This year? Next Tuesday features the same type of written round (albeit administered in one day), followed by two oral rounds for everyone on Wednesday (3 points each), and then no more than the top 50 (of 293) scoring spellers proceeding to ESPN on Thursday morning. What this means is that there's a real need for the organizers to ensure that the words in these two oral rounds are distributed fairly in terms of difficulty -- or, as I put it during last year's first oral round:
Suppose you're Charles Smith, representing Hagerstown, MD. The four spellers before you receive "quandary," "ethanol," "brigadier" and "chary". Then you're asked to spell ahn-uh-MASS-tuh-kon, "a collection or listing of words especially in a specialized field." Yeah, life's not fair sometimes.Those first two oral rounds will be on ESPN360 and not broadcast. By comparison, last year's day one (also internet-only) featured the one oral round in which everyone participated, followed by the cut-down announcement and two sudden-death elimination rounds from which 45 spellers emerged. In other words, we've gone from three oral rounds on Wednesday, in two of which people can be eliminated, to having two oral rounds from which no one will be immediately eliminated, but still ending up with about the same number of spellers for Thursday morning.

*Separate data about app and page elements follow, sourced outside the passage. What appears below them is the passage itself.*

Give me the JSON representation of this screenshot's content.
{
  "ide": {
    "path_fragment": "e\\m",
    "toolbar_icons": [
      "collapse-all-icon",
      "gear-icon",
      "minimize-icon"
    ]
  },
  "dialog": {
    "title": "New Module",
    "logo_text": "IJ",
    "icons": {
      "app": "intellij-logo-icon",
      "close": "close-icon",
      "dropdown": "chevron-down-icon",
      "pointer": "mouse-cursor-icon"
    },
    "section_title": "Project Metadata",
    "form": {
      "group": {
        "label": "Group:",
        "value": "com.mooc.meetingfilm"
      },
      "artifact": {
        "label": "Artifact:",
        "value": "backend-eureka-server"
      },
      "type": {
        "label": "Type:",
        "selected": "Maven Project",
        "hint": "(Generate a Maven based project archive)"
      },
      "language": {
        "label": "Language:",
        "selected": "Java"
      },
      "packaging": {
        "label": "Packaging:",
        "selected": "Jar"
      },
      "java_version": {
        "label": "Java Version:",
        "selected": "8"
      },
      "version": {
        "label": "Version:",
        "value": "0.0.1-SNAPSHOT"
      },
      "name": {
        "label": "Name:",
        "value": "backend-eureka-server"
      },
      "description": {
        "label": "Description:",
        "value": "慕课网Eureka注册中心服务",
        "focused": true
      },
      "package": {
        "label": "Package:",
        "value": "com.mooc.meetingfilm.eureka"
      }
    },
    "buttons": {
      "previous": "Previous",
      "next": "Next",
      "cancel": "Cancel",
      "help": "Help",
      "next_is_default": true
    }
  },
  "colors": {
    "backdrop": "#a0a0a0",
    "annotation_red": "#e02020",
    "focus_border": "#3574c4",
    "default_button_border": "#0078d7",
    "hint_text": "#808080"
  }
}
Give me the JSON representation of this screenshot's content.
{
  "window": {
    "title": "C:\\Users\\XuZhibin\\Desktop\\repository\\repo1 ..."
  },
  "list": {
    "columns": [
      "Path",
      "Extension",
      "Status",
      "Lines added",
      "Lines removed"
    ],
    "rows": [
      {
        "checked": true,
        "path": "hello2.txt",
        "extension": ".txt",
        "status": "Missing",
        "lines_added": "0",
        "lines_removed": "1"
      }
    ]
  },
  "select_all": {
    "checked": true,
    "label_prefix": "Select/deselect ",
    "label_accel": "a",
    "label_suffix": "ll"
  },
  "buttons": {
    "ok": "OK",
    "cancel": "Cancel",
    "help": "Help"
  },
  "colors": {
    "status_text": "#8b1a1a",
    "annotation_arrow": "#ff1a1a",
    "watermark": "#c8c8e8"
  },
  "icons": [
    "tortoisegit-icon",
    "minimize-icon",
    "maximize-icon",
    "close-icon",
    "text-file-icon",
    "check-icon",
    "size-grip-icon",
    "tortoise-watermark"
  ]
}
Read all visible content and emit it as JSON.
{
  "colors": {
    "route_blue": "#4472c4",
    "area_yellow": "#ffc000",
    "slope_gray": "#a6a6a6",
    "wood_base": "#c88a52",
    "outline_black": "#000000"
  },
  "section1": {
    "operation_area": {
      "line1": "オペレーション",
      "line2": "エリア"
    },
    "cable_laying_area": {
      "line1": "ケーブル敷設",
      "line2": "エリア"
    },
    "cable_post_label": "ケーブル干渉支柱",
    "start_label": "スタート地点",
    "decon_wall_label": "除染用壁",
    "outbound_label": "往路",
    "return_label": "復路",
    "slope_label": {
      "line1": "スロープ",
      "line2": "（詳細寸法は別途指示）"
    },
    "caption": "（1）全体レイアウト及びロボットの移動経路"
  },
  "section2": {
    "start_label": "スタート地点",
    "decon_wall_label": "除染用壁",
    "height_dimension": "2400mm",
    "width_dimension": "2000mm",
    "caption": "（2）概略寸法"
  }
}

One person I'm hoping to see again on Thursday is three-timer Kennyi Aouad of Terre Haute, Indiana, who's been invited to address all the spellers on opening day to calm them down. Why Kennyi? Watch this classic Bee video. Kennyi has said that if he wins, he hopes to help pay for his brother's college tuition and finance a family trip to Ghana, from which his parents came to America. If you find a great story about one of this year's competitors, let us know.